The control of water permeation rates though membranes is an important factor in the water purification industry as well as in the medical field. Members of the National Graphene Institute have recently published an article in Nature outlining a membrane primarily consisting of graphene oxide with electronically controlled permeation. The researchers installed conductive filaments into the graphene oxide membranes which was prepared onto a porous silver substrate. Graphene oxide is an insulating material, so a gold thin film (10 nm) was deposited onto the surface to provide the conductivity. Layers of graphene oxide then create channels in which the water can pass. Between the layers of graphene oxide, the water molecules become ionised through the application of current in the gold thin film which then repels the flow of water through the membrane. The team identified a correlation between the applied current, rather than voltage, with permeation rate as the voltage required to maintain the current varied. By utilising this information, the level of permeation was able to be varied through control of the applied current, from ‘ultrafast’ to complete blockage.

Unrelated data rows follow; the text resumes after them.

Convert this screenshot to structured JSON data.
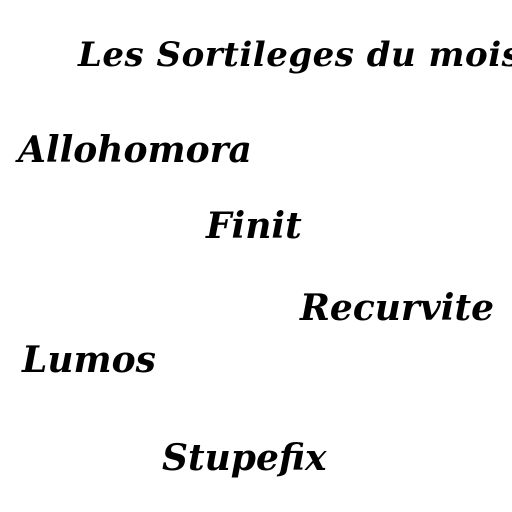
{
  "title": "Les Sortileges du mois",
  "spells": [
    "Allohomora",
    "Finit",
    "Recurvite",
    "Lumos",
    "Stupefix"
  ]
}
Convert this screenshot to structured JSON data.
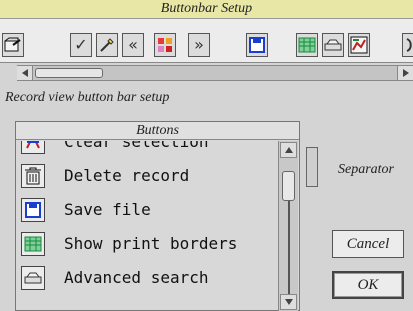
{
  "window": {
    "title": "Buttonbar Setup"
  },
  "toolbar": {
    "buttons": [
      {
        "name": "open-file-icon"
      },
      {
        "name": "check-mark-icon",
        "glyph": "✓"
      },
      {
        "name": "wand-icon"
      },
      {
        "name": "rewind-icon",
        "glyph": "«"
      },
      {
        "name": "multi-color-icon"
      },
      {
        "name": "fast-forward-icon",
        "glyph": "»"
      },
      {
        "name": "save-disk-icon"
      },
      {
        "name": "print-borders-icon"
      },
      {
        "name": "advanced-search-icon"
      },
      {
        "name": "image-graph-icon"
      }
    ]
  },
  "subtitle": "Record view button bar setup",
  "buttons_panel": {
    "title": "Buttons",
    "items": [
      {
        "label": "Clear selection",
        "icon": "clear-selection-icon"
      },
      {
        "label": "Delete record",
        "icon": "trash-icon"
      },
      {
        "label": "Save file",
        "icon": "save-disk-icon"
      },
      {
        "label": "Show print borders",
        "icon": "print-borders-icon"
      },
      {
        "label": "Advanced search",
        "icon": "advanced-search-icon"
      }
    ]
  },
  "separator_label": "Separator",
  "cancel_label": "Cancel",
  "ok_label": "OK",
  "colors": {
    "title_bar": "#e9e7a6",
    "save_blue": "#1a3fd0",
    "grid_green": "#1a8a3a"
  }
}
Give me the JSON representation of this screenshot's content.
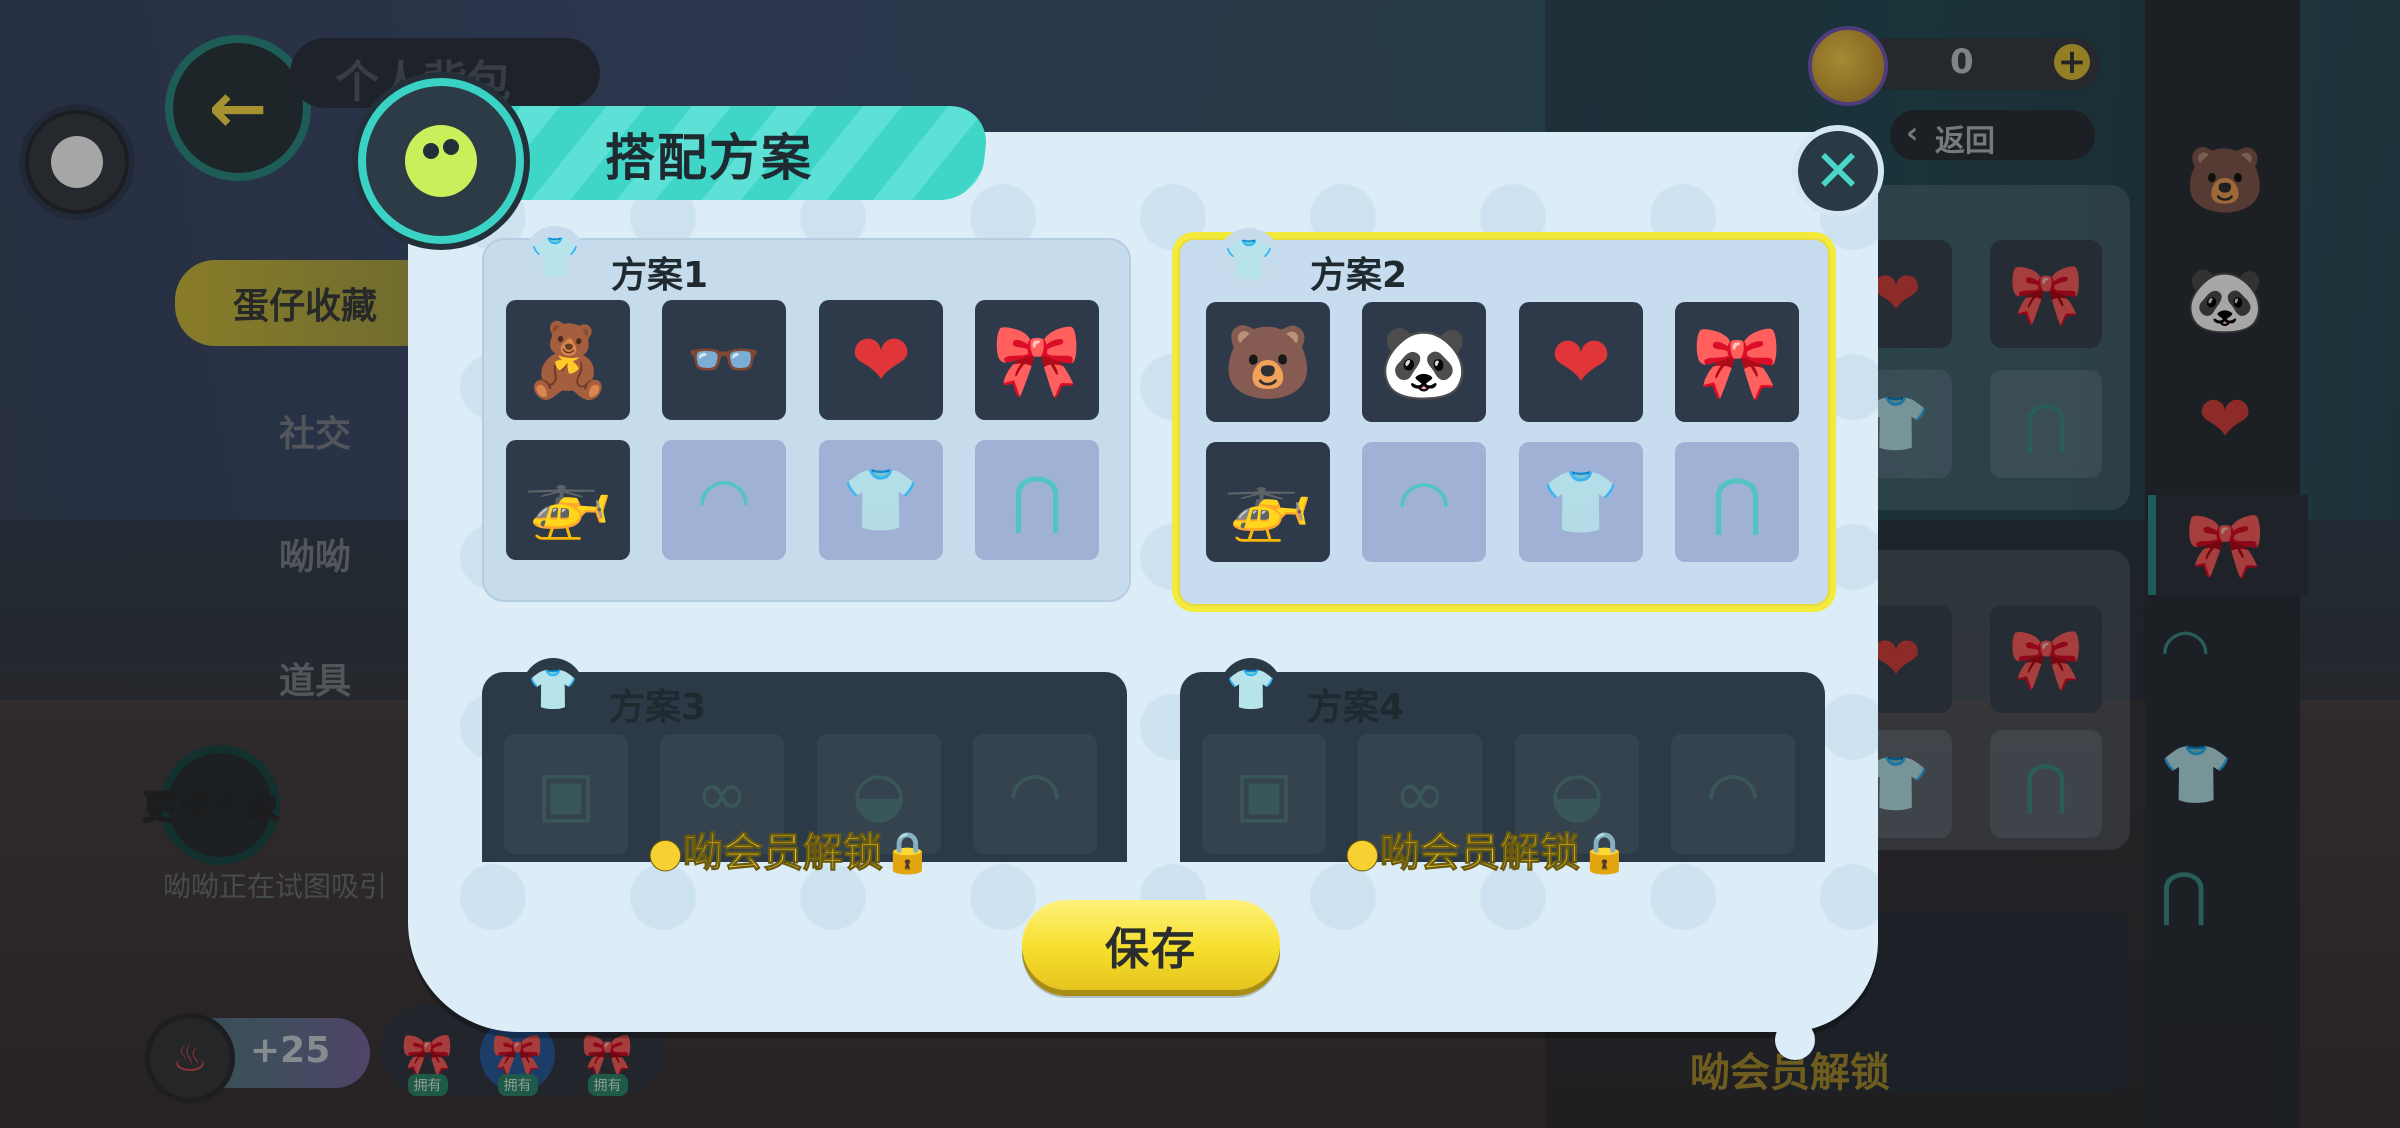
{
  "background": {
    "back_title": "个人背包",
    "tabs": [
      "社交",
      "呦呦",
      "道具"
    ],
    "active_tab": "蛋仔收藏",
    "avatar_button": "更换形象",
    "hint": "呦呦正在试图吸引",
    "score": "+25",
    "owned_tag": "拥有",
    "coins": "0",
    "return_label": "返回",
    "right_lock_label": "呦会员解锁"
  },
  "dialog": {
    "title": "搭配方案",
    "save_label": "保存",
    "lock_label": "呦会员解锁",
    "plans": [
      {
        "name": "方案1",
        "selected": false,
        "locked": false,
        "slots": [
          "bear-costume",
          "glasses",
          "hearts",
          "butterfly-bow",
          "propeller-backpack",
          "empty-hat",
          "empty-top",
          "empty-pants"
        ]
      },
      {
        "name": "方案2",
        "selected": true,
        "locked": false,
        "slots": [
          "pink-bear-costume",
          "panda-face",
          "hearts",
          "butterfly-bow",
          "propeller-backpack",
          "empty-hat",
          "empty-top",
          "empty-pants"
        ]
      },
      {
        "name": "方案3",
        "selected": false,
        "locked": true
      },
      {
        "name": "方案4",
        "selected": false,
        "locked": true
      }
    ]
  },
  "colors": {
    "accent_teal": "#3ad2c4",
    "select_yellow": "#f4ea3a",
    "save_yellow": "#f6de2c",
    "lock_gold": "#f6d131"
  }
}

This application is just one of many studied by academic groups to utilise the unique properties of graphene oxide and highlights the importance that graphene and graphene oxide materials will have on technology in the near future. If you have any enquiries about the applications of graphene oxide or how it can improve your existing applications, please get in touch and one of the GOgraphene team will be happy to help.
Nature, 2018, 559, 236-240